At another Italian event recently, this time in London, the star speaker was Sergio Marchionne, the Canadian-Italian chief executive of Fiat. He is in the strange position of being a hero in Detroit for having bought and turned round Chrysler, and is even hugged by union leaders, but a villain in Italy for his efforts to modernise Fiat’s factories there. I have interviewed him several times, so he recognises me. His greeting is, shall we say, unconventional. “Why the [expletive deleted] are you so interested in Italy?” he asks. It’s a fair question. I splutter back a joke about being blackmailed. But the right answers would have been Berlusconi, a nagging feeling that where Italy went today the rest of the west might go tomorrow, and a surely mad decision to make a documentary film.
I would never have imagined shifting my gaze to il Bel Paese, considering that I worked as Tokyo correspondent for The Economist in the 1980s and have devoted much of my scribbling to Japan and China ever since. But nor would I have dreamed that this old print hand, with a face perfectly suited to radio, would one day make a film about Italy, one moreover that includes Dante, Marchionne and Mayor Renzi, and which will have its first screening in London in front of an invited audience on Monday. It is called Girlfriend in a Coma, echoing the 1980s song by The Smiths – which, I confess, had passed me by – so as to convey that the country with which I have become enamoured has knocked itself out for the past 20 years and needs waking up.
Switching from the solo world of writing to the team world of film-making isn’t easy, and if I have survived it is thanks to our talented Italian director, Annalisa Piras (who, of course, is younger than me and so knew of The Smiths’ song).
New adventures do keep us feeling spritely. Rattling about in a mini-bus with a camera crew certainly did that, though occasionally it did the opposite. Once, in a bleak part of Calabria, returning from an even bleaker interview with an anti-mafia prosecutor, the crew and director cheered things up by singing songs. My only contribution, “Lord won’t you buy me a Mercedes-Benz”, did not find favour, however.
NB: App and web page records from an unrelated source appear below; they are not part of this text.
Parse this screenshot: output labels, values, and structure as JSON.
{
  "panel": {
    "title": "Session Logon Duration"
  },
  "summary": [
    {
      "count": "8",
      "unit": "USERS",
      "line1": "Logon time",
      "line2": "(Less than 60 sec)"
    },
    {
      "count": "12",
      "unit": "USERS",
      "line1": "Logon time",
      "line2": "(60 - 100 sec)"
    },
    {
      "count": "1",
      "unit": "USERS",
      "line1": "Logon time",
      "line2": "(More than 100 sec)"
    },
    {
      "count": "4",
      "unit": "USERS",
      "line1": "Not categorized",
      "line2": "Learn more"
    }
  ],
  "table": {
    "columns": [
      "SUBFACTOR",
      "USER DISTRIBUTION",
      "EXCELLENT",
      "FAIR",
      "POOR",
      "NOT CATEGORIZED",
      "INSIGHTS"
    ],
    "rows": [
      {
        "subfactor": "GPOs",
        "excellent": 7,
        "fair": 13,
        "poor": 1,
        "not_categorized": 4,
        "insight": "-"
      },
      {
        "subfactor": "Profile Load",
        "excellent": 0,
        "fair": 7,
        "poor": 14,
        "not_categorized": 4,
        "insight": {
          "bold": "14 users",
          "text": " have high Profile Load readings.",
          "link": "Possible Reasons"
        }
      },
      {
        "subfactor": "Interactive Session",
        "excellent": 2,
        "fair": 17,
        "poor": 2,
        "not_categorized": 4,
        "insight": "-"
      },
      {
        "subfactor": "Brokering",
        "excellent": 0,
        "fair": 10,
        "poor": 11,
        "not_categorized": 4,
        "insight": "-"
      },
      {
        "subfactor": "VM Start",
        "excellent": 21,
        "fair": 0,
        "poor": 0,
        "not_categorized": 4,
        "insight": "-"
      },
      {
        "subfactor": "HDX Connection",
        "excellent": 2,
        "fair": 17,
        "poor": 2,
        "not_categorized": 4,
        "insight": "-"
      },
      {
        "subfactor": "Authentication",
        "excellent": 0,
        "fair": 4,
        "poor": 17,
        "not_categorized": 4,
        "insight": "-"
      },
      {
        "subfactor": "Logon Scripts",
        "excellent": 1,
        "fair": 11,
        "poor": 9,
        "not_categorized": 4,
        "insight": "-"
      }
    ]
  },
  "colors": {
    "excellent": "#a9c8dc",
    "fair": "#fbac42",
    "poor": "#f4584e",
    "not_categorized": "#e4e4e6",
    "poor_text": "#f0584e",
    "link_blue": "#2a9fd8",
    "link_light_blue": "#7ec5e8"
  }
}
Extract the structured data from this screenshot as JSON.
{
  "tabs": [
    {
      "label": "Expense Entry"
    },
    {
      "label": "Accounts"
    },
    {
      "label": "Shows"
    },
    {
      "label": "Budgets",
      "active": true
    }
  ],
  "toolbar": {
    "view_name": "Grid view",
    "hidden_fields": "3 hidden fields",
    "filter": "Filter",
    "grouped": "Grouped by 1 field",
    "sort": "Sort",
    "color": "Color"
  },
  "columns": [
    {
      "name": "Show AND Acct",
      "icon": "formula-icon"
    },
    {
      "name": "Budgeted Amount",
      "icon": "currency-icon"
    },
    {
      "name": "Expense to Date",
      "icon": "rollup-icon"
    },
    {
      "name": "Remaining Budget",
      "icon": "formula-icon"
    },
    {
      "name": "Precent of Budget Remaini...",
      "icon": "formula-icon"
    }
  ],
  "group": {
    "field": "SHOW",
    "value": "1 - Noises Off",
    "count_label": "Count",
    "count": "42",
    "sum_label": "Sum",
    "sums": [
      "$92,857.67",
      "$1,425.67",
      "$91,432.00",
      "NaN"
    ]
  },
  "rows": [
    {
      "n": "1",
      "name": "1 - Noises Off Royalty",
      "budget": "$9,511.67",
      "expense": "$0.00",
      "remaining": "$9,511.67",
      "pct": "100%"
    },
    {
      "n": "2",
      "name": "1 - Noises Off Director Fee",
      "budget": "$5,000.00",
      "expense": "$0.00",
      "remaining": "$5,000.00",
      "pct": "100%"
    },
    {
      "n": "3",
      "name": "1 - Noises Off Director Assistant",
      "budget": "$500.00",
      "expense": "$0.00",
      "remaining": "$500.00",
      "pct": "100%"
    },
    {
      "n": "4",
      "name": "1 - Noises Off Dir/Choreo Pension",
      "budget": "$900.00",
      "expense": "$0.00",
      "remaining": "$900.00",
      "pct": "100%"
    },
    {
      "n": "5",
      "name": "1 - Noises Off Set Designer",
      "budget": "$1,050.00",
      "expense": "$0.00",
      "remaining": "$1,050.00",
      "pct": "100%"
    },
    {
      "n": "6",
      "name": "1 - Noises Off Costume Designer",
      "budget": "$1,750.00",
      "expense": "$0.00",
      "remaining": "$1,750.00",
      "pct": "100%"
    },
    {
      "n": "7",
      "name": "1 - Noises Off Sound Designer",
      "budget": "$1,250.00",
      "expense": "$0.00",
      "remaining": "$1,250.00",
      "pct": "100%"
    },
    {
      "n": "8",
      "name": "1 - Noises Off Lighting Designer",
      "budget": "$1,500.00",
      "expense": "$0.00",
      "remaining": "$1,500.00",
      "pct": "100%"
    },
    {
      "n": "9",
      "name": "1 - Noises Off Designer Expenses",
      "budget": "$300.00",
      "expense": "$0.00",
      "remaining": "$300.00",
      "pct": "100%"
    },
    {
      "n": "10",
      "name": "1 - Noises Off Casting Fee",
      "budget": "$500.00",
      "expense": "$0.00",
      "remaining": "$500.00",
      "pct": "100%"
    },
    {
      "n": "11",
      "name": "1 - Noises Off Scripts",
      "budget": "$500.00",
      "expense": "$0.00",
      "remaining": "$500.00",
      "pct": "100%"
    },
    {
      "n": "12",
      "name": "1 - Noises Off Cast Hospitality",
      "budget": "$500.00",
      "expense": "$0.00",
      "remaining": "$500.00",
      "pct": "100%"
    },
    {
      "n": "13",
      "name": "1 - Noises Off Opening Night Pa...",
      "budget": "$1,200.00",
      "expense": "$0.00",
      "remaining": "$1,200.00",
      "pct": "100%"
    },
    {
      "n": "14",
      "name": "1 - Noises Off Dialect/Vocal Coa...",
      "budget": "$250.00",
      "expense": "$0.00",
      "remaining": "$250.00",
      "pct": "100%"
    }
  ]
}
Perhaps I should have substituted Ferrari or Alfa Romeo. Or maybe they were just not old enough to appreciate Janis Joplin.
Bill Emmott is author of ‘Good Italy, Bad Italy’ (Yale University Press)